How are you going to keep them on task when they can go to the Web? is not only a productivity question, it's a growing security concern. A new study indicates the concern is growing fast.Web-based threats exploded more than 500 percent last year, yet barely 15 percent of small and midsized business feel their employee Web usage policies are effective.
That's one of the findings revealed in new research from security firm Webroot, and not necessarily the most shocking.
In fact, frankly, any of us who are shocked any longer by low Web usage (surfing and running unauthorized Web apps) policy-enforcement numbers are probably too easily shocked.
We all know plenty of businesses that have Web usage policies in place but pay only lip service (if that)to giving them enforceable teeth; most of know plenty more business that have no Web usage policies at all.
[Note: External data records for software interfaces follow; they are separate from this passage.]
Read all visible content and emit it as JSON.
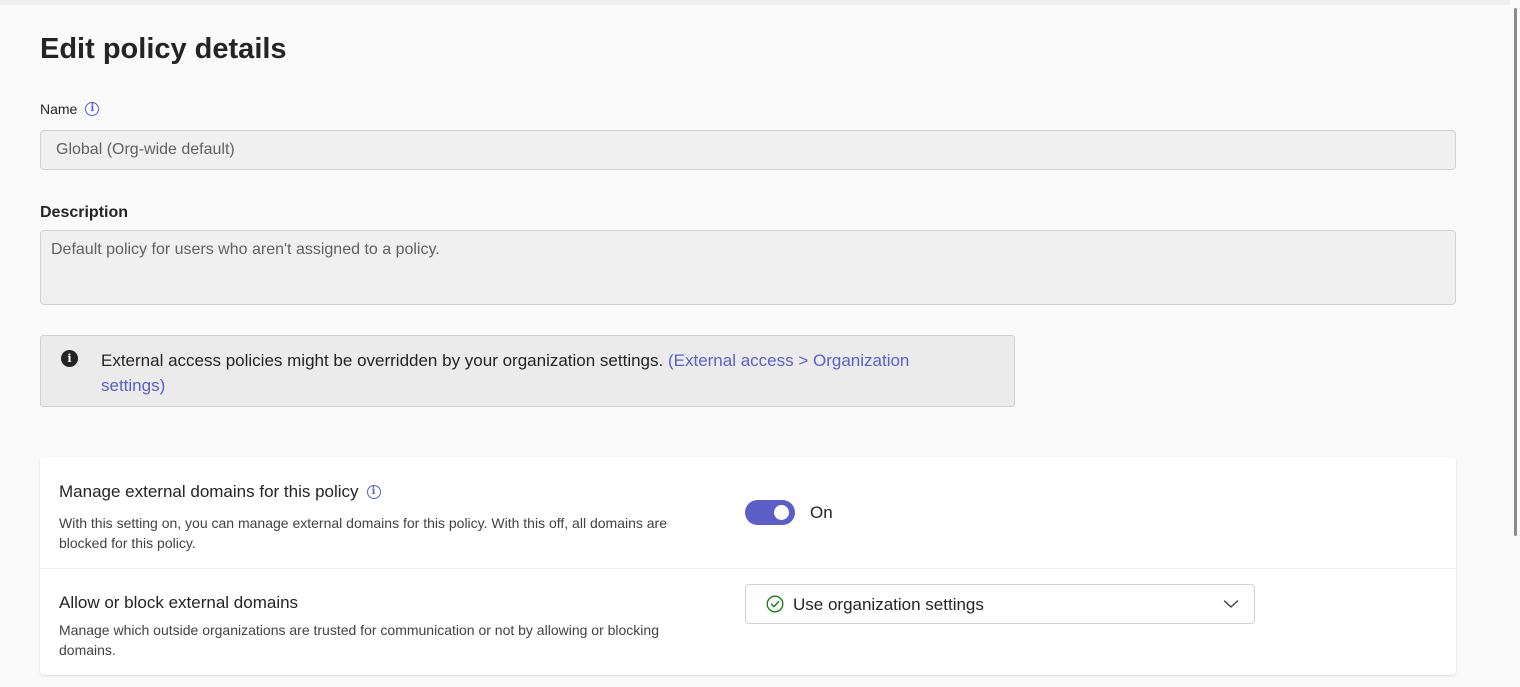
{
  "page": {
    "title": "Edit policy details"
  },
  "name_field": {
    "label": "Name",
    "value": "Global (Org-wide default)"
  },
  "description_field": {
    "label": "Description",
    "value": "Default policy for users who aren't assigned to a policy."
  },
  "notice": {
    "text": "External access policies might be overridden by your organization settings. ",
    "link_text": "(External access > Organization settings)"
  },
  "settings": {
    "manage_domains": {
      "title": "Manage external domains for this policy",
      "description": "With this setting on, you can manage external domains for this policy. With this off, all domains are blocked for this policy.",
      "toggle_state": "On",
      "toggle_on": true
    },
    "allow_block_domains": {
      "title": "Allow or block external domains",
      "description": "Manage which outside organizations are trusted for communication or not by allowing or blocking domains.",
      "selected_option": "Use organization settings"
    }
  },
  "colors": {
    "accent": "#5b5fc7",
    "success": "#107c10",
    "field_bg": "#f0f0f0",
    "page_bg": "#fafafa"
  },
  "icons": {
    "name_info": "info-icon",
    "notice": "info-filled-icon",
    "manage_info": "info-icon",
    "dropdown_check": "check-circle-icon",
    "dropdown_chevron": "chevron-down-icon"
  }
}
Despite this, 30 percent of the 648 companies surveyed have experienced compromised business security as a result of employee Web activity.
The Webroot research found that most businesses are taking precautions against e-mail borne threats (good, keep it up, but e-mail in may ways is yesterday's threat vector: ongoing, but not where the malicious action is centered today.)
And the more features the Web offers, the more temptations employees have to use it. As Webroot's COO Mike Irwin noted in a statement, 2007 was the year "cybercriminals developed new ways to attack on-site and remote employees through personal Web mail accounts, social networking sites and other Web 2.0 applications."
Three questions for you:
When's the last time you reviewed your Web usage policy (assuming your business has one) with your employees?
When's the last time you updated the policy to deal with Web 2.0 and other innovations (and threats) coming from the Cloud?
When's the last time you made clear that the policy is going to be enforced?
Take a look at your answers and adjust accordingly.
Besides which, according to the research, a third of the surveyed companies have employees spending at least an hour a day on non-business Web usage.
Here's an idea: why not just give those employees an extra day or so off each week provided they no longer use the Web for personal use at work or on company equipment.
You wouldn't be losing any productivity and you'd be shifting the risk to their machines.
(Webroot acknowledged the importance and potential of Web 2.0 for small and midsized business -- emphasis on business -- and here's a detailed bMighty look at how to put Web 2,0 to work for your company.)